Data records for software interfaces:
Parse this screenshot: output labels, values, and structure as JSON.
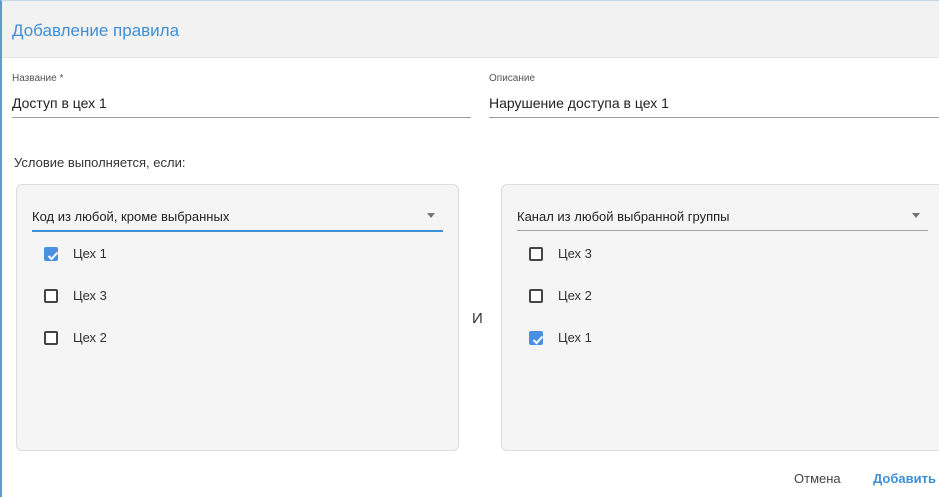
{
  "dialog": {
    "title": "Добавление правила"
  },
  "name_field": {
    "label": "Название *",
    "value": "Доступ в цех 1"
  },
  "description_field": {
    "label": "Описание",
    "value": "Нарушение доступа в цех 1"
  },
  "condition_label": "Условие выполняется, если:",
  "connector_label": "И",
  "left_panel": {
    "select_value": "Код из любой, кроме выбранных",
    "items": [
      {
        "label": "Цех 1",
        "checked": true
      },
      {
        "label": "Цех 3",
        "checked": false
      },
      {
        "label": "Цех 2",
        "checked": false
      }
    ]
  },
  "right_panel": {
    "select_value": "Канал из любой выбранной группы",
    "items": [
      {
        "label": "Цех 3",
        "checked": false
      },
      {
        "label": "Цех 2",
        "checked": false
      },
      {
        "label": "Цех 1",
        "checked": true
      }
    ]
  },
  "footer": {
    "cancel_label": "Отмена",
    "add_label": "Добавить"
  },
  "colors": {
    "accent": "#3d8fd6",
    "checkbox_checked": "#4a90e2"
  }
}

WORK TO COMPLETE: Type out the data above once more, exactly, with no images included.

ANSWER BOX:
Parse this screenshot: output labels, values, and structure as JSON.
{
  "dialog": {
    "title": "Добавление правила"
  },
  "name_field": {
    "label": "Название *",
    "value": "Доступ в цех 1"
  },
  "description_field": {
    "label": "Описание",
    "value": "Нарушение доступа в цех 1"
  },
  "condition_label": "Условие выполняется, если:",
  "connector_label": "И",
  "left_panel": {
    "select_value": "Код из любой, кроме выбранных",
    "items": [
      {
        "label": "Цех 1",
        "checked": true
      },
      {
        "label": "Цех 3",
        "checked": false
      },
      {
        "label": "Цех 2",
        "checked": false
      }
    ]
  },
  "right_panel": {
    "select_value": "Канал из любой выбранной группы",
    "items": [
      {
        "label": "Цех 3",
        "checked": false
      },
      {
        "label": "Цех 2",
        "checked": false
      },
      {
        "label": "Цех 1",
        "checked": true
      }
    ]
  },
  "footer": {
    "cancel_label": "Отмена",
    "add_label": "Добавить"
  },
  "colors": {
    "accent": "#3d8fd6",
    "checkbox_checked": "#4a90e2"
  }
}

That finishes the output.